I learned to knit as an adult, maybe around 2003. My mother taught me to do it, although I know my Gigi used to knit, so maybe there is a little genetic piece to it. I made my first non-scarf garment in 2004. I still have it.
The yarn I used for my first garment was handspun by monks at a monastery in a tiny little village in Southeastern France. While this sounds hoity-toity, I can assure you that it was the very most humble of enterprises. I had seen their animals, which they sheared themselves. They dyed the wool themselves. How such humble, earthy men could create something so delicate and transcendent is a mystery to me. These men, who were truly set apart from any kind of luxury or desire for things…they sheared and dyed and spun as an act of worship.
The result was the finest, most delicate, most ethereal mohair I have or will ever touch. This was a far cry from the yarn I learned to knit on, the acrylic kind that comes in one pound skeins at Joanne Fabrics.
Shortly thereafter, they stopped raising the goats needed for the mohair, and their production ended. My MIL bought all the wool that was left. I still have sweaters made from their natural colored billygoat yarn.
As I have previously mentioned, that first little blue sweater I made was the reason I began my Lily Fields Challenge, long before I actually made it official. It was, by far, the most exquisite piece of clothing I owned until I finished my Peacock Bliss wrap sweater last week.
Part of what makes these garments such treasures is that I designed and knitted them myself. Part of what makes them so precious is that in both instances, the wool was gifted to me by people I love. Part of what makes them so invaluable is that they transcended my expectations in every possible way.
My first raw fleece
When I moved to France in 2007, I made a wonderful friend who has an enormous family. Both she and her mother are knitters. Back in the day, one of my friend’s aunts, Marinette, would spin the wool shorn from one of their friend’s sheep on her spinning wheel. My friend’s mother, Beatrice, would knit up sweaters for the family.
You can only imagine how this sparked my inner creative wannabe Laura Ingalls. Beatrice encouraged me to learn how to spin. She said she was sure Marinette would love to teach me.
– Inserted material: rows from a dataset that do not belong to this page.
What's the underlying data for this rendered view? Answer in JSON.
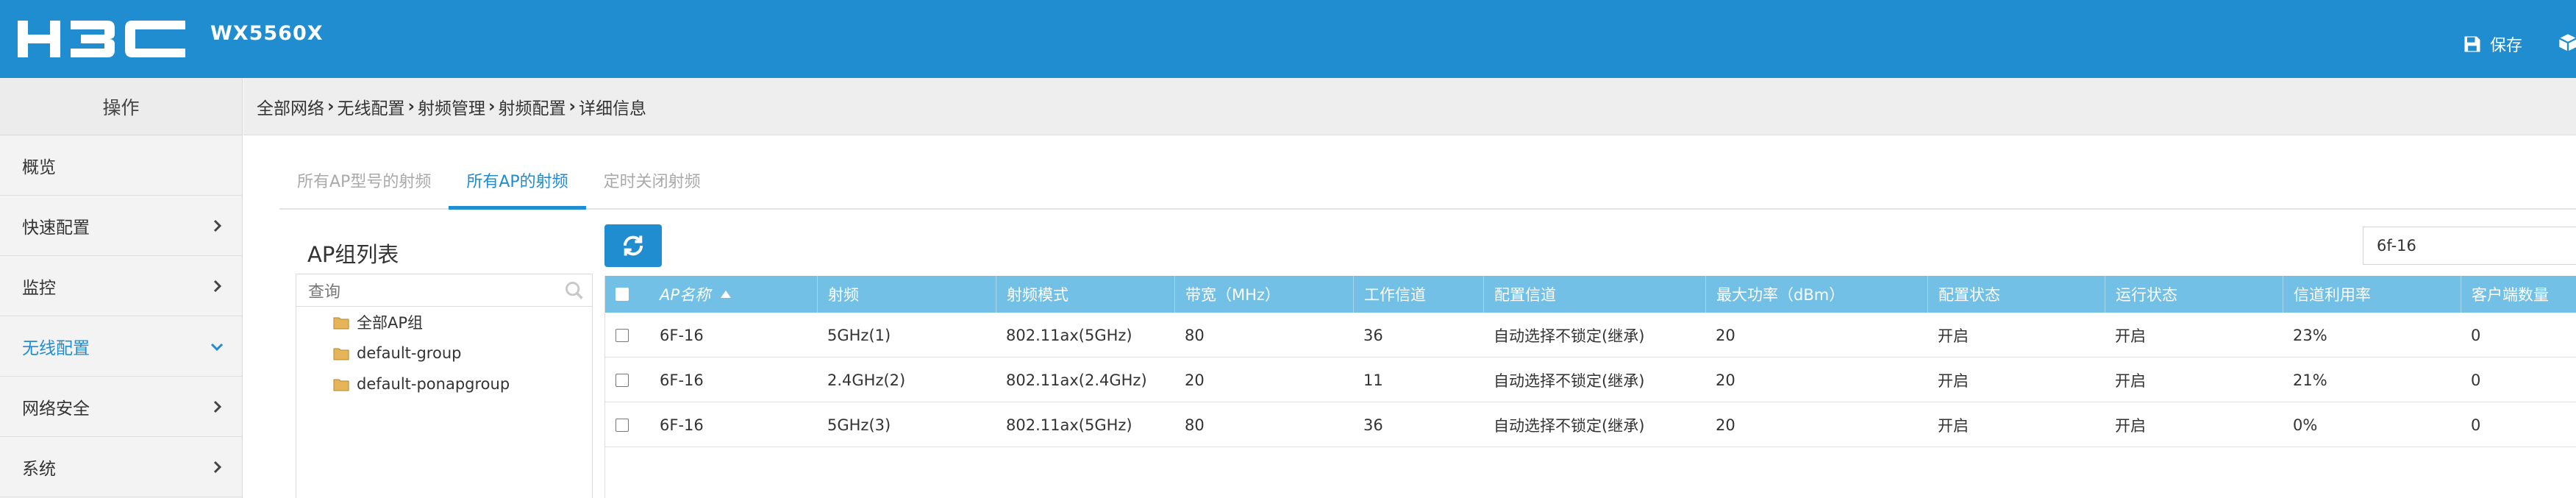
{
  "header": {
    "logo_text": "H3C",
    "model": "WX5560X",
    "save_label": "保存",
    "brand_color": "#1f8dd0"
  },
  "sidebar": {
    "title": "操作",
    "items": [
      {
        "label": "概览",
        "has_chevron": false,
        "active": false
      },
      {
        "label": "快速配置",
        "has_chevron": true,
        "active": false
      },
      {
        "label": "监控",
        "has_chevron": true,
        "active": false
      },
      {
        "label": "无线配置",
        "has_chevron": true,
        "active": true
      },
      {
        "label": "网络安全",
        "has_chevron": true,
        "active": false
      },
      {
        "label": "系统",
        "has_chevron": true,
        "active": false
      }
    ]
  },
  "breadcrumb": [
    "全部网络",
    "无线配置",
    "射频管理",
    "射频配置",
    "详细信息"
  ],
  "tabs": [
    {
      "label": "所有AP型号的射频",
      "active": false
    },
    {
      "label": "所有AP的射频",
      "active": true
    },
    {
      "label": "定时关闭射频",
      "active": false
    }
  ],
  "ap_group": {
    "title": "AP组列表",
    "search_placeholder": "查询",
    "items": [
      "全部AP组",
      "default-group",
      "default-ponapgroup"
    ]
  },
  "filter": {
    "value": "6f-16"
  },
  "table": {
    "columns": [
      "AP名称",
      "射频",
      "射频模式",
      "带宽（MHz）",
      "工作信道",
      "配置信道",
      "最大功率（dBm）",
      "配置状态",
      "运行状态",
      "信道利用率",
      "客户端数量"
    ],
    "rows": [
      [
        "6F-16",
        "5GHz(1)",
        "802.11ax(5GHz)",
        "80",
        "36",
        "自动选择不锁定(继承)",
        "20",
        "开启",
        "开启",
        "23%",
        "0"
      ],
      [
        "6F-16",
        "2.4GHz(2)",
        "802.11ax(2.4GHz)",
        "20",
        "11",
        "自动选择不锁定(继承)",
        "20",
        "开启",
        "开启",
        "21%",
        "0"
      ],
      [
        "6F-16",
        "5GHz(3)",
        "802.11ax(5GHz)",
        "80",
        "36",
        "自动选择不锁定(继承)",
        "20",
        "开启",
        "开启",
        "0%",
        "0"
      ]
    ]
  }
}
I lodged this in my heart as a definite possibility. I wanted to learn, but I also had my little career and then my little family and then Marinette became unwell and I began to regret not having taken advantage of the opportunity when I could have learned from her.
In the meantime, when the scalawags were both very little, I happened to mention to those friends-with-sheep, who had since become my friends, too that I would still love to learn to spin, and they offered me the wool shorn from their sheep that spring.
That initial fleece felt like a gift from heaven. My boys and I bought a pair of dog brushes which we used as carders, and we learned how to wash, card and spin wool by hand. My eldest was my assistant. We made a mess and it was a fabulous mess.
I felt like I was living in harmony with the universe. I knitted an amazing Jackie-O inspired winter jacket from that wool my boys and I spun together. It remains my go-to spring and fall jacket.
In September of last year, I received a rather unexpected phone call. It was Beatrice, the mother of my friend, asking me if I would like to receive a very valuable inheritance.
Okay, okay, she didn’t quite say it like that. Marinette had passed away. With her went all of that generational knowledge and skill at spinning wool. This broke my heart. Why did I not learn while I could?
Beatrice was calling to tell me that Marinette’s daughter was emptying out the house, and Beatrice was helping as she could. She asked me if I would be interested in having Marinette’s spinning wheel. No one in the family wanted it, and if I didn’t want it, they would just donate it to the Salvation Army.
Obviously I did want it. I was at the house the next day to pick it up. Along with the spinning wheel was a pair of ancient carders and a bag full of carded fleece, just waiting to be spun.
Immediately, my boys and I set about trying to figure out how the spinning wheel worked. It’s not easy. It was not nearly as easy as spinning by hand, something so simple even those little boys could do it.
The gestures of a spinning wheel require coordination similar to that of driving a manual car or riding a bicycle, but the fingers must also be constantly working. Feet pedaling, fingers stretching, pinching, releasing. Constant readjusting.
The sounds of the spinning wheel were ancient, as if the sounds themselves were connecting us to generations past. My friend Caroline told me that she remembered that sound from her childhood: Marinette sitting in the living room spinning while they had conversation after dinner.
That gentle whirring pedaling sound. Pinch. Release. Pinch. Release.